The expression "born to the purple" is in fact quite old in English, appearing at least as early as 1727 in a translation of the Abbé de Vertout, The History of the Revolution in Sweden, volume 2:
The Mayors of the Palace were Elected by the French alone; i. e. by the Body of the Nobility : They themselves made Choice of the General, under whose Banner they were to fight. Fredegarias has even transmitted to us the Form of that Election: But as for our Kings, they must be born to the Purple, they must be Princes of the Blood; and even it is to be observed, that in Marculph's Formulæ, the Name of Kings was often given to them, as soon as they were born.
In contrast, the first five instances of the expression "the [or that] touch of the purple" that a Google Books search turns up occur during the period 1898–1910, and all appear in writings by Theodore Roosevelt.
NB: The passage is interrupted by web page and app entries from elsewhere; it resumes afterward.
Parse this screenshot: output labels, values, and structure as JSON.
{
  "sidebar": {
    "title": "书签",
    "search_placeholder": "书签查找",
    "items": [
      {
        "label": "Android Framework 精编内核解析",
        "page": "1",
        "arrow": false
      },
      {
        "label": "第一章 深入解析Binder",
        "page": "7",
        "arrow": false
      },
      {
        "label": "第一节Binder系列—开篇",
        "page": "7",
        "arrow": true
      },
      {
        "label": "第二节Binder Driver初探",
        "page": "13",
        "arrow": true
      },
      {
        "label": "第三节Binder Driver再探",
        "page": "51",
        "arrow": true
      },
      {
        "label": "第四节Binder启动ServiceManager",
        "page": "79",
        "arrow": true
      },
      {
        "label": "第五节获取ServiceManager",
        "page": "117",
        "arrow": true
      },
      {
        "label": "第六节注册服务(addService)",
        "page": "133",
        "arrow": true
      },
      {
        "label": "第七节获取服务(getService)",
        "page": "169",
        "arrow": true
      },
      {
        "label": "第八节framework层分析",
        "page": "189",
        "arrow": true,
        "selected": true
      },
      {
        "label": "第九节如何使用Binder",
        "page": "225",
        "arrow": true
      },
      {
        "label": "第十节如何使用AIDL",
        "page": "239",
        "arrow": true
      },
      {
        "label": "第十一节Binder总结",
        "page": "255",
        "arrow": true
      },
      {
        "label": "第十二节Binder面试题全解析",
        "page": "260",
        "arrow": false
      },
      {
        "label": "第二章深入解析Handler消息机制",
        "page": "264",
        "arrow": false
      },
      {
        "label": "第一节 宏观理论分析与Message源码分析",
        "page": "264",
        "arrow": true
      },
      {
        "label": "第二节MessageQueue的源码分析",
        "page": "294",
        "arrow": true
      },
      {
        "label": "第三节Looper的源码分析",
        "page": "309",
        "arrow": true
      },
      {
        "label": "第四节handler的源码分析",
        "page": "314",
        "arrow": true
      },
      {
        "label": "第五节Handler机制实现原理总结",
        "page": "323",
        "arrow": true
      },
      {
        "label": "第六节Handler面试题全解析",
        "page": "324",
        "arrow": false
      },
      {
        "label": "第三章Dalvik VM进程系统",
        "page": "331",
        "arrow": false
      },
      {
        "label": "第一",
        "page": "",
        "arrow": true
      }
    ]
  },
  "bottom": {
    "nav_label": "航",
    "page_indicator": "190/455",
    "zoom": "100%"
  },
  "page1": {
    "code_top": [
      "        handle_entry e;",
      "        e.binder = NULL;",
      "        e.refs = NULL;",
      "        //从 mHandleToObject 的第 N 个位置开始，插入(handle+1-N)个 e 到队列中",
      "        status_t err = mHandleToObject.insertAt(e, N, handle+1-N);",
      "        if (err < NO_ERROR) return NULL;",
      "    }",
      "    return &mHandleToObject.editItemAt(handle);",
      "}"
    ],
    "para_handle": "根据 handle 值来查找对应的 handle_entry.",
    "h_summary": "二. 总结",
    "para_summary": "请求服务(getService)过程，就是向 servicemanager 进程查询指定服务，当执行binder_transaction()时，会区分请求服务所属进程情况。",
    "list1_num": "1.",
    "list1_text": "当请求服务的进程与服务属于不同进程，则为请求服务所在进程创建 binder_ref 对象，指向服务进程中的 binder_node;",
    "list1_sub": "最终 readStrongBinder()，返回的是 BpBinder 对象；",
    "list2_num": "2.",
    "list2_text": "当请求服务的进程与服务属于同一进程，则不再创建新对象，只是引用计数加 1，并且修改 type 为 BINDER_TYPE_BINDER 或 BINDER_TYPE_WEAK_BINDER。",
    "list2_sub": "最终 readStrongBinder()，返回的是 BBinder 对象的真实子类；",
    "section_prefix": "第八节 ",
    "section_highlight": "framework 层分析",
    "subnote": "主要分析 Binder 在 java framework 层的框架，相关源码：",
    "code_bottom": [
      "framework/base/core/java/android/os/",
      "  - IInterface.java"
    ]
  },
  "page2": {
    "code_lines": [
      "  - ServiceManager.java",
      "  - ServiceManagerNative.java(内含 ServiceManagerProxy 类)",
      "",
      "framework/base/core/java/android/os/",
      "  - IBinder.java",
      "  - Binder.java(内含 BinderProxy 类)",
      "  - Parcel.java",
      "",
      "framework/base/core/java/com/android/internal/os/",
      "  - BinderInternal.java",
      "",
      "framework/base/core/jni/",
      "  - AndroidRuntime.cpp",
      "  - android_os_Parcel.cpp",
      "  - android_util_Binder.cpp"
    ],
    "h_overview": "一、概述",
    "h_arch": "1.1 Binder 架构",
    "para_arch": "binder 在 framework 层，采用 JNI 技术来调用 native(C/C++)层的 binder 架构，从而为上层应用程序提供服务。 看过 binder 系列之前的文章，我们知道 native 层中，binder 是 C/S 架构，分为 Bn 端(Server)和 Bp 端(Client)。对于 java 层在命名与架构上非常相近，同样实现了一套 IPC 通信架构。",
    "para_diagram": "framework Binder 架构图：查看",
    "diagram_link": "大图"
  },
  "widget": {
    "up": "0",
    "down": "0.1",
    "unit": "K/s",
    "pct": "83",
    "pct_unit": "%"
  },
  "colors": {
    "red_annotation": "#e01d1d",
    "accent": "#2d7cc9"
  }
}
The next-earliest instance of "touch of the purple" that Google Books brings up occurs many years later in a literal context: "Add a touch of the purple to the yellow to get a toned yellow brown."
Given that "the touch of the purple" seems to have originated (and more or less ended) as a set phrase with Theodore Roosevelt, I think its meaning is probably peculiar to him. In trying to get at what precisely Roosevelt had in mind when he used it, we need to take into account its suitability in both political contexts (as applied to Gouverneur Morris and Alexander Hamilton) and poetic ones (as applied to George Cabot Lodge and Edward Arlington Robinson).
In my opinion, "imperial," "regal," "aristocratic," and "lordly" offer a somewhat incomplete description of what Roosevelt intended to convey with the phrase "the touch of the purple." I think he probably did think of it as meaning, in part, "having an aristocratic sensibility"—one imbued with the confidence, manners, sophistication, and tastes of the high-born. But I think he probably also understood it to comprehend having the intellect and aspirations of the high-minded, the discriminating, the judicious, the honorable, and the public-spirited—all of which may have been aspects of Roosevelt's own conception of greatness.
In any event, "the touch of the purple" seems to have had a distinctive meaning for Roosevelt that made it appropriate in different situations. But it isn't clear that that meaning or complex of meanings survived him.